In the next sessions — insight translation — we jotted down our observations on Post-Its and categorized them according to setup, prep, procedure, and post-procedure. This helped us identify the risks associated with those observations, and from there we identified user needs. Next the teams pinpointed several opportunity areas. We chose to focus on “helping users understand when the sterile area has been breached.”
This work resulted in a few concepts to pitch the “client,” who chose a gown with a visible window for exhibiting a digital badge embedded with RFID proximity sensors that alert the user and his co-workers when he or she has breached a sterile field. This tech-embedded badge would double as a digital ID along with being able to flag and track sterility breaches.
It would also be important to identify and delineate the sterile fields — the operating table and other work areas in the OR; and the rectangular area encompassing a person’s chest, arms, and hands held at chest height (see the middle square, below, for a rough sketch of this area). Come close to the boundary, and the badge would send a vibrotactile warning (a buzz).
Breach these zones, and the badge would turn red to alert others that the healthcare professional needs to leave the area and re-scrub if he or she wants to return.

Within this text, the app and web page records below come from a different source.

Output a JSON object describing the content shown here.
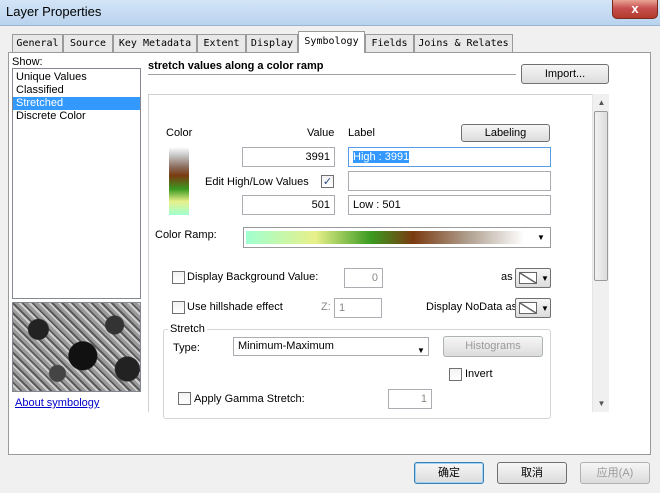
{
  "window": {
    "title": "Layer Properties",
    "close_label": "x"
  },
  "tabs": [
    {
      "label": "General"
    },
    {
      "label": "Source"
    },
    {
      "label": "Key Metadata"
    },
    {
      "label": "Extent"
    },
    {
      "label": "Display"
    },
    {
      "label": "Symbology"
    },
    {
      "label": "Fields"
    },
    {
      "label": "Joins & Relates"
    }
  ],
  "show": {
    "label": "Show:",
    "items": [
      "Unique Values",
      "Classified",
      "Stretched",
      "Discrete Color"
    ],
    "selected": "Stretched"
  },
  "about_link": "About symbology",
  "header_text": "stretch values along a color ramp",
  "import_button": "Import...",
  "columns": {
    "color": "Color",
    "value": "Value",
    "label": "Label"
  },
  "labeling_button": "Labeling",
  "high_value": "3991",
  "high_label": "High : 3991",
  "edit_high_low": "Edit High/Low Values",
  "edit_checked": true,
  "middle_label": "",
  "low_value": "501",
  "low_label": "Low : 501",
  "color_ramp_label": "Color Ramp:",
  "background": {
    "label": "Display Background Value:",
    "value": "0",
    "as": "as"
  },
  "hillshade": {
    "label": "Use hillshade effect",
    "z_label": "Z:",
    "z_value": "1"
  },
  "nodata_label": "Display NoData as",
  "stretch": {
    "title": "Stretch",
    "type_label": "Type:",
    "type_value": "Minimum-Maximum",
    "histograms": "Histograms",
    "invert": "Invert",
    "gamma_label": "Apply Gamma Stretch:",
    "gamma_value": "1"
  },
  "footer": {
    "ok": "确定",
    "cancel": "取消",
    "apply": "应用(A)"
  },
  "colors": {
    "selection": "#3399ff",
    "ramp": [
      "#a0ffd0",
      "#e8f08a",
      "#3a9a20",
      "#7a3a10",
      "#ffffff"
    ]
  }
}
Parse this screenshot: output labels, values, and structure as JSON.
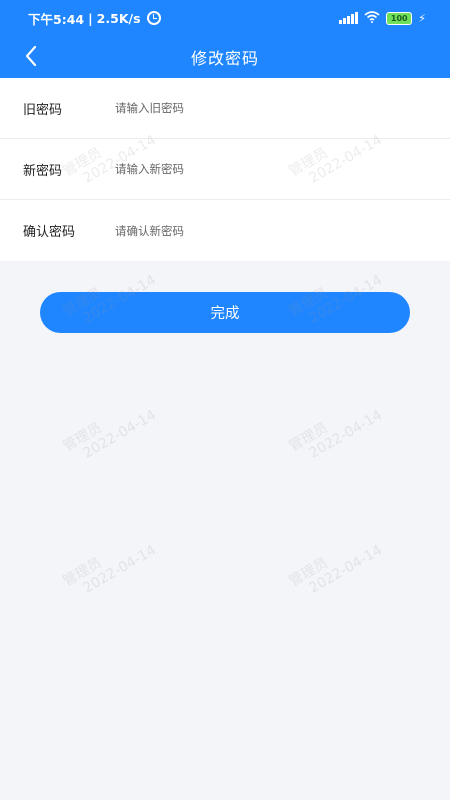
{
  "status_bar": {
    "time": "下午5:44",
    "network_speed": "2.5K/s",
    "separator": "|",
    "battery": "100",
    "alarm_icon": "alarm-clock-icon",
    "signal_icon": "signal-bars-icon",
    "wifi_icon": "wifi-icon",
    "charge_icon": "charging-bolt-icon"
  },
  "nav": {
    "title": "修改密码",
    "back_icon": "chevron-left-icon"
  },
  "form": {
    "old_password": {
      "label": "旧密码",
      "placeholder": "请输入旧密码"
    },
    "new_password": {
      "label": "新密码",
      "placeholder": "请输入新密码"
    },
    "confirm_password": {
      "label": "确认密码",
      "placeholder": "请确认新密码"
    }
  },
  "submit_label": "完成",
  "watermark": {
    "name": "管理员",
    "date": "2022-04-14"
  },
  "colors": {
    "primary": "#1f86ff",
    "background": "#f4f5f9"
  }
}
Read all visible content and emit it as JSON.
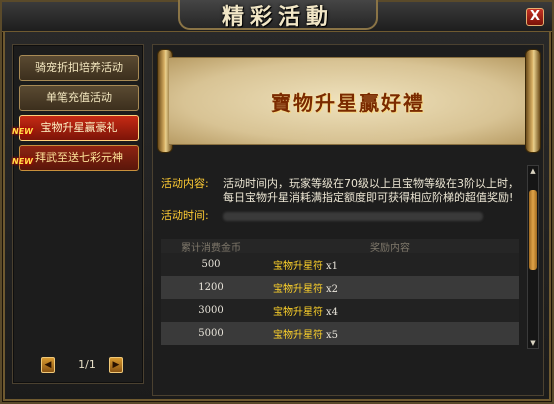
{
  "window": {
    "title": "精彩活動",
    "close_label": "X"
  },
  "sidebar": {
    "items": [
      {
        "label": "骑宠折扣培养活动",
        "active": false,
        "new": false
      },
      {
        "label": "单笔充值活动",
        "active": false,
        "new": false
      },
      {
        "label": "宝物升星赢豪礼",
        "active": true,
        "new": true
      },
      {
        "label": "拜武至送七彩元神",
        "active": false,
        "new": true
      }
    ],
    "new_badge": "NEW",
    "pager": {
      "prev": "◀",
      "next": "▶",
      "text": "1/1"
    }
  },
  "main": {
    "banner_title": "寶物升星贏好禮",
    "content_label": "活动内容:",
    "content_text": "活动时间内，玩家等级在70级以上且宝物等级在3阶以上时，每日宝物升星消耗满指定额度即可获得相应阶梯的超值奖励!",
    "time_label": "活动时间:",
    "table": {
      "headers": [
        "累计消费金币",
        "奖励内容"
      ],
      "rows": [
        {
          "amount": "500",
          "reward": "宝物升星符",
          "qty": "x1"
        },
        {
          "amount": "1200",
          "reward": "宝物升星符",
          "qty": "x2"
        },
        {
          "amount": "3000",
          "reward": "宝物升星符",
          "qty": "x4"
        },
        {
          "amount": "5000",
          "reward": "宝物升星符",
          "qty": "x5"
        }
      ]
    },
    "scrollbar": {
      "up": "▲",
      "down": "▼"
    }
  },
  "colors": {
    "accent_gold": "#ffcc33",
    "active_tab": "#c62a14",
    "reward_text": "#ffd32a"
  }
}
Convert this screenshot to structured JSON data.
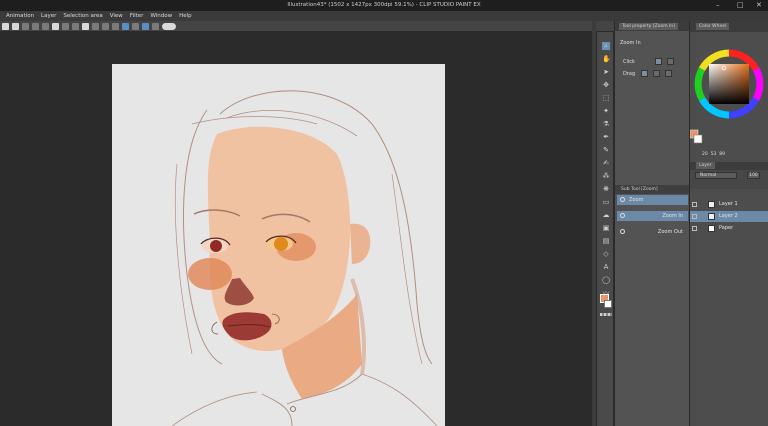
{
  "window": {
    "title": "Illustration43* (1502 x 1427px 300dpi 59.1%)  - CLIP STUDIO PAINT EX",
    "minimize": "–",
    "maximize": "□",
    "close": "✕"
  },
  "menu": [
    "Animation",
    "Layer",
    "Selection area",
    "View",
    "Filter",
    "Window",
    "Help"
  ],
  "tool_property": {
    "tab_label": "Tool property [Zoom In]",
    "title": "Zoom In",
    "click_label": "Click",
    "drag_label": "Drag"
  },
  "sub_tool": {
    "tab_label": "Sub Tool [Zoom]",
    "items": [
      "Zoom",
      "Zoom In",
      "Zoom Out"
    ]
  },
  "color_wheel": {
    "tab_label": "Color Wheel",
    "h_value": "20",
    "s_value": "53",
    "v_value": "89",
    "main_color": "#e8956a",
    "sub_color": "#ffffff"
  },
  "layers": {
    "tab_label": "Layer",
    "blend_mode": "Normal",
    "opacity": "100",
    "items": [
      {
        "name": "Layer 1",
        "selected": false
      },
      {
        "name": "Layer 2",
        "selected": true
      },
      {
        "name": "Paper",
        "selected": false
      }
    ]
  },
  "colors": {
    "skin": "#f0c2a2",
    "blush": "#e08a5a",
    "lips": "#9c3a36",
    "line": "#9b6a52",
    "selection": "#6a8aa8"
  }
}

We imagined a further iteration with a limb-specific vibrotactile buzz, and we also talked about it working in the opposite fashion for people who aren’t supposed to be in the sterile field — a circulating nurse, for instance. Built into this concept is the expectation that a healthcare worker will learn safer behavior over time by tracking his own progress. The badge makes him accountable for his own sterile status and breaches.
Mapping the Happy Path

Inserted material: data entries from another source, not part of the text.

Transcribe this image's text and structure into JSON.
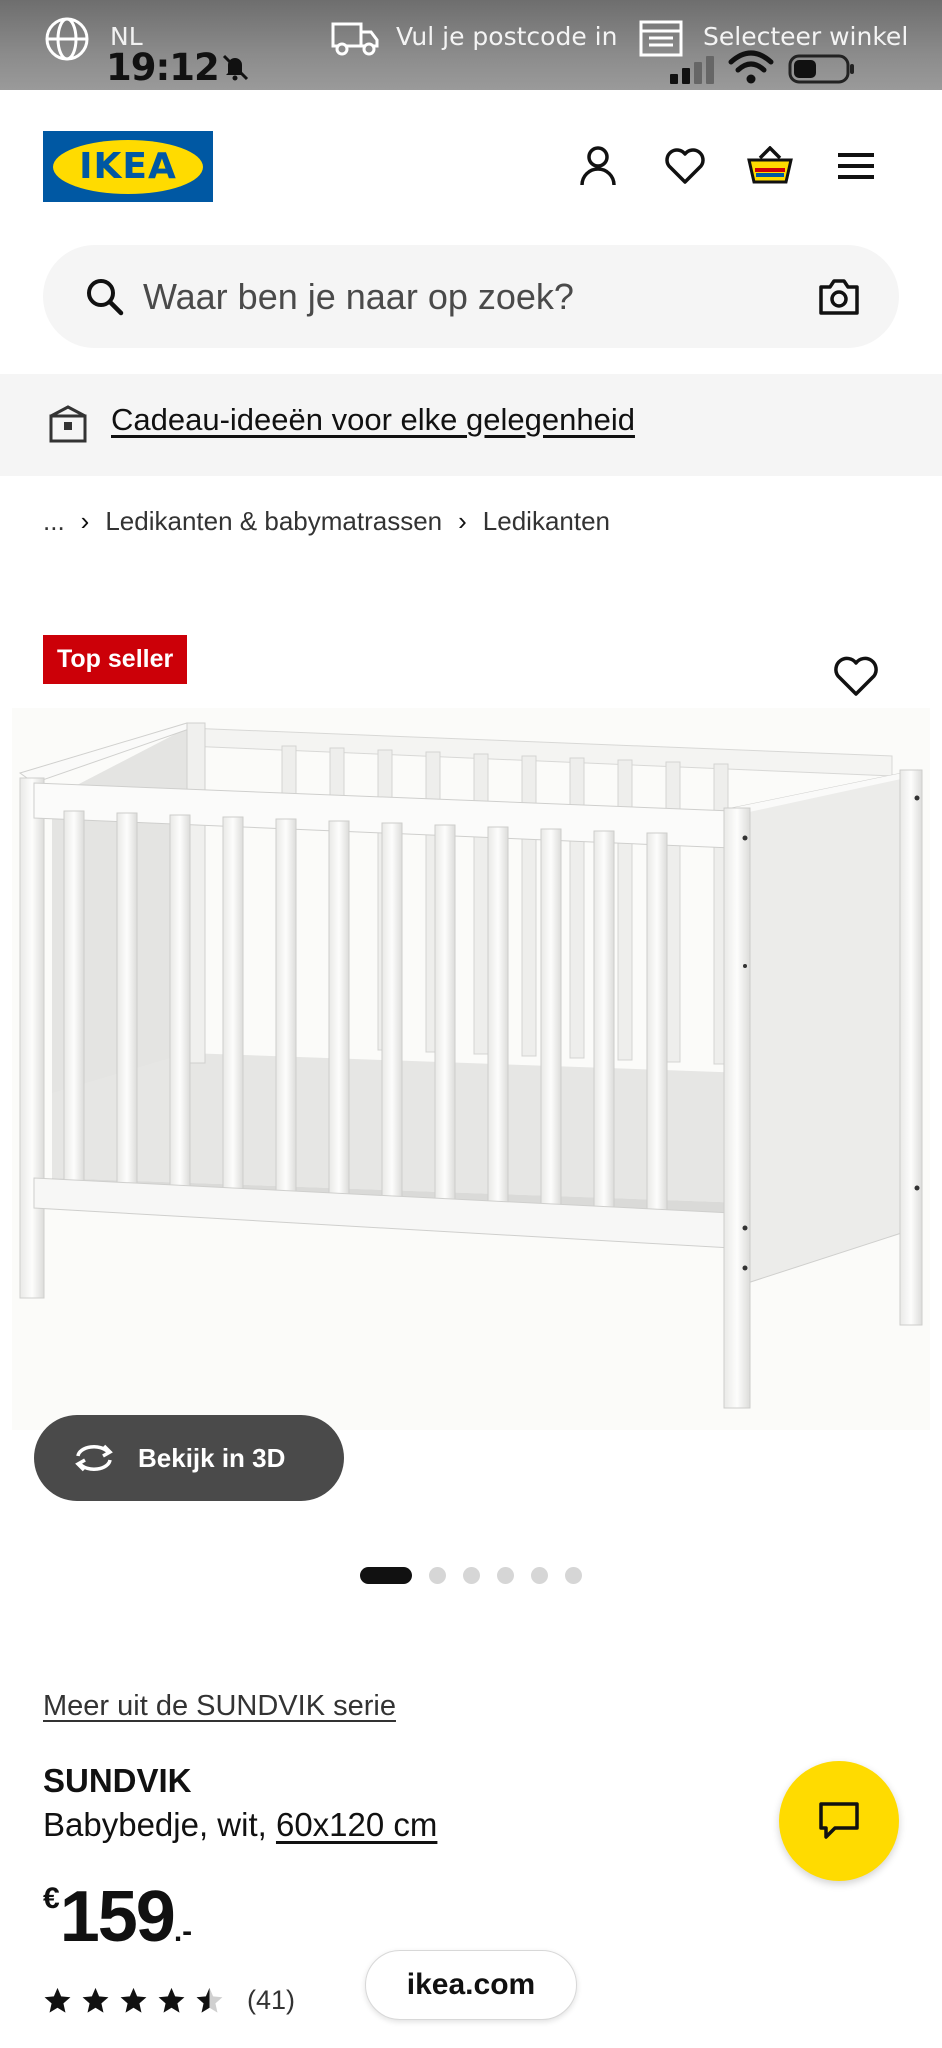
{
  "status_bar": {
    "language": "NL",
    "time": "19:12",
    "postcode_label": "Vul je postcode in",
    "store_label": "Selecteer winkel"
  },
  "header": {
    "logo_text": "IKEA",
    "icons": [
      "account-icon",
      "wishlist-icon",
      "cart-icon",
      "menu-icon"
    ]
  },
  "search": {
    "placeholder": "Waar ben je naar op zoek?"
  },
  "promo": {
    "link_text": "Cadeau-ideeën voor elke gelegenheid"
  },
  "breadcrumb": {
    "items": [
      "...",
      "Ledikanten & babymatrassen",
      "Ledikanten"
    ]
  },
  "product": {
    "badge": "Top seller",
    "view_3d_label": "Bekijk in 3D",
    "carousel": {
      "total": 6,
      "active": 1
    },
    "series_link": "Meer uit de SUNDVIK serie",
    "name": "SUNDVIK",
    "description": "Babybedje, wit, ",
    "size": "60x120 cm",
    "price": {
      "currency": "€",
      "integer": "159",
      "decimal": ".-"
    },
    "rating": {
      "stars": 4.5,
      "count_text": "(41)"
    }
  },
  "browser": {
    "url": "ikea.com"
  },
  "colors": {
    "ikea_blue": "#0058a3",
    "ikea_yellow": "#ffdb00",
    "badge_red": "#cc0008"
  }
}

This is where our interaction design expertise came in. With our concept defined, we led the group in an exercise to map the user flow for a surgeon who breaks sterile protocol, is “timed out,” and has to re-scrub.

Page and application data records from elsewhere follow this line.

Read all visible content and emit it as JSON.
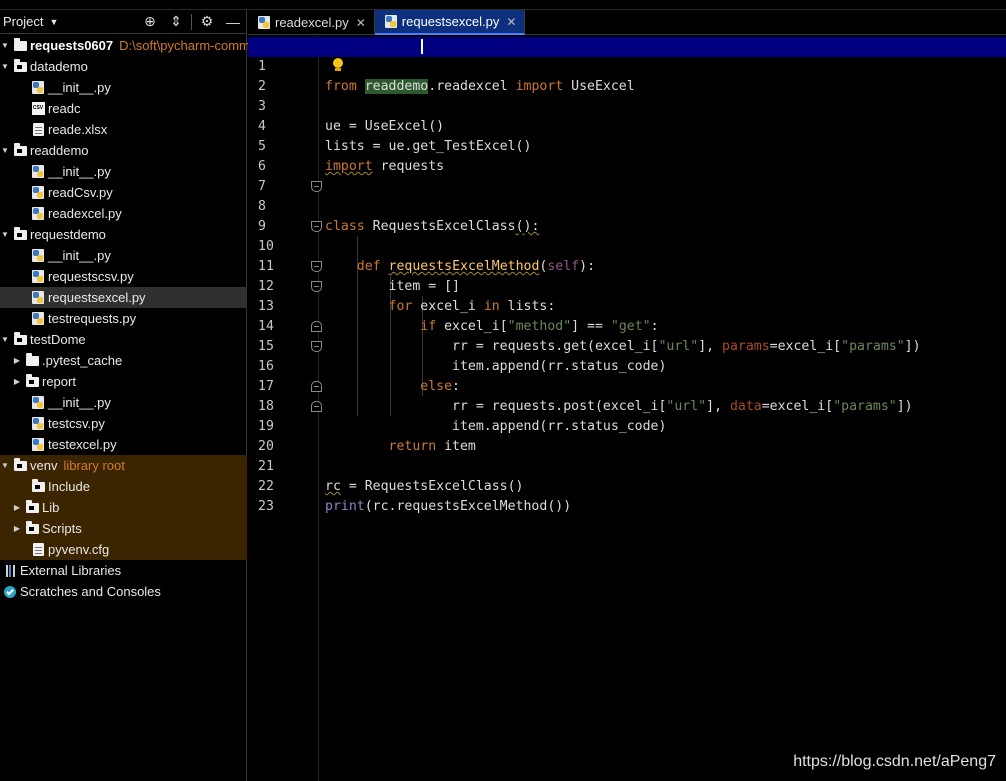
{
  "project_panel": {
    "title": "Project",
    "tree": [
      {
        "label": "requests0607",
        "hint": "D:\\soft\\pycharm-commun",
        "icon": "folder-icon",
        "expanded": true
      },
      {
        "label": "datademo",
        "icon": "folder-icon",
        "expanded": true
      },
      {
        "label": "__init__.py",
        "icon": "python-file-icon"
      },
      {
        "label": "readc",
        "icon": "csv-file-icon"
      },
      {
        "label": "reade.xlsx",
        "icon": "text-file-icon"
      },
      {
        "label": "readdemo",
        "icon": "folder-icon",
        "expanded": true
      },
      {
        "label": "__init__.py",
        "icon": "python-file-icon"
      },
      {
        "label": "readCsv.py",
        "icon": "python-file-icon"
      },
      {
        "label": "readexcel.py",
        "icon": "python-file-icon"
      },
      {
        "label": "requestdemo",
        "icon": "folder-icon",
        "expanded": true
      },
      {
        "label": "__init__.py",
        "icon": "python-file-icon"
      },
      {
        "label": "requestscsv.py",
        "icon": "python-file-icon"
      },
      {
        "label": "requestsexcel.py",
        "icon": "python-file-icon",
        "selected": true
      },
      {
        "label": "testrequests.py",
        "icon": "python-file-icon"
      },
      {
        "label": "testDome",
        "icon": "folder-icon",
        "expanded": true
      },
      {
        "label": ".pytest_cache",
        "icon": "folder-icon",
        "expanded": false
      },
      {
        "label": "report",
        "icon": "folder-icon",
        "expanded": false
      },
      {
        "label": "__init__.py",
        "icon": "python-file-icon"
      },
      {
        "label": "testcsv.py",
        "icon": "python-file-icon"
      },
      {
        "label": "testexcel.py",
        "icon": "python-file-icon"
      },
      {
        "label": "venv",
        "hint": "library root",
        "icon": "folder-icon",
        "expanded": true
      },
      {
        "label": "Include",
        "icon": "folder-icon"
      },
      {
        "label": "Lib",
        "icon": "folder-icon",
        "expanded": false
      },
      {
        "label": "Scripts",
        "icon": "folder-icon",
        "expanded": false
      },
      {
        "label": "pyvenv.cfg",
        "icon": "text-file-icon"
      },
      {
        "label": "External Libraries",
        "icon": "library-icon"
      },
      {
        "label": "Scratches and Consoles",
        "icon": "scratch-icon"
      }
    ]
  },
  "tabs": [
    {
      "label": "readexcel.py",
      "active": false
    },
    {
      "label": "requestsexcel.py",
      "active": true
    }
  ],
  "editor": {
    "current_line": 1,
    "line_numbers": [
      "1",
      "2",
      "3",
      "4",
      "5",
      "6",
      "7",
      "8",
      "9",
      "10",
      "11",
      "12",
      "13",
      "14",
      "15",
      "16",
      "17",
      "18",
      "19",
      "20",
      "21",
      "22",
      "23"
    ],
    "code": {
      "l1_from": "from",
      "l1_mod": "readdemo",
      "l1_rest": ".readexcel ",
      "l1_import": "import",
      "l1_name": " UseExcel",
      "l3": "ue = UseExcel()",
      "l4": "lists = ue.get_TestExcel()",
      "l5_import": "import",
      "l5_rest": " requests",
      "l8_class": "class",
      "l8_name": " RequestsExcelClass",
      "l8_rest": "():",
      "l10_def": "def",
      "l10_name": "requestsExcelMethod",
      "l10_open": "(",
      "l10_self": "self",
      "l10_close": "):",
      "l11": "item = []",
      "l12_for": "for",
      "l12_var": " excel_i ",
      "l12_in": "in",
      "l12_rest": " lists:",
      "l13_if": "if",
      "l13_a": " excel_i[",
      "l13_s1": "\"method\"",
      "l13_b": "] == ",
      "l13_s2": "\"get\"",
      "l13_c": ":",
      "l14_a": "rr = requests.get(excel_i[",
      "l14_s1": "\"url\"",
      "l14_b": "], ",
      "l14_p": "params",
      "l14_c": "=excel_i[",
      "l14_s2": "\"params\"",
      "l14_d": "])",
      "l15": "item.append(rr.status_code)",
      "l16_else": "else",
      "l16_rest": ":",
      "l17_a": "rr = requests.post(excel_i[",
      "l17_s1": "\"url\"",
      "l17_b": "], ",
      "l17_p": "data",
      "l17_c": "=excel_i[",
      "l17_s2": "\"params\"",
      "l17_d": "])",
      "l18": "item.append(rr.status_code)",
      "l19_return": "return",
      "l19_rest": " item",
      "l21_a": "rc",
      "l21_b": " = RequestsExcelClass()",
      "l22_print": "print",
      "l22_rest": "(rc.requestsExcelMethod())"
    }
  },
  "watermark": "https://blog.csdn.net/aPeng7",
  "colors": {
    "keyword": "#cc7832",
    "string": "#6a8759",
    "function": "#ffc66d",
    "self": "#94558d",
    "param": "#aa4926",
    "current_line": "#000080",
    "active_tab": "#0c2f7e",
    "library_root": "#d17b2a"
  }
}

Typically, we explained, interaction designers start with the “happy path” — or what is supposed to happen when the device works well — before diving into the edge cases and error flows.
To map that path, we asked ourselves:
- What feedback does the surgeon get when he approaches boundaries?
- What feedback does the surgeon get when he breaches protocol?
- What feedback is visible to others?
- How does the system reset?
- What happens with the info after the fact?
Afterward we refined the user flow and created an interactive prototype that we could take into user testing the next day. We built the interactive click-through prototype using Axure, and another team put together a gown prototype.
Low-Fidelity Prototype and User Testing
We combined the gown and our interactive prototype, running the latter on an Android phone hanging around the user’s neck, under the gown, and behind the window. Using the prototype, we took the workshop participants through IFU (instructions for use) development, risk analysis, and usability testing. Our quest to crunch a multiyear product-development lifecycle into two days was complete.
Cohabitating in the Usability Ecosystem
Ultimately the industrial designers in our workshop were surprised by how iterations in interaction design can go on … and on and on. When you’re working with software, you can keep testing and improving. A software interface is endlessly configurable.
Not so for hardware: Unless you’re designing a Transformer, the product’s form quickly becomes fixed. And once you’ve invested in tooling for injection molding or some other manufacturing process, you’re probably not going to change much. That’s a major cultural difference that industrial and interaction designers need to work out when they go to develop in parallel. An interaction designer’s work is never done …
But back to what we do have in common: The theme of this conference was the Usability Ecosystem. We all prioritize usability — the practice of making sure a design is a good fit for its users. We had a great time talking with other usability and product design experts as well as exploring what Conference Chair Sean Hagen described in his invitation as “the evolving synergy between the industrial design and human factors engineering disciplines.”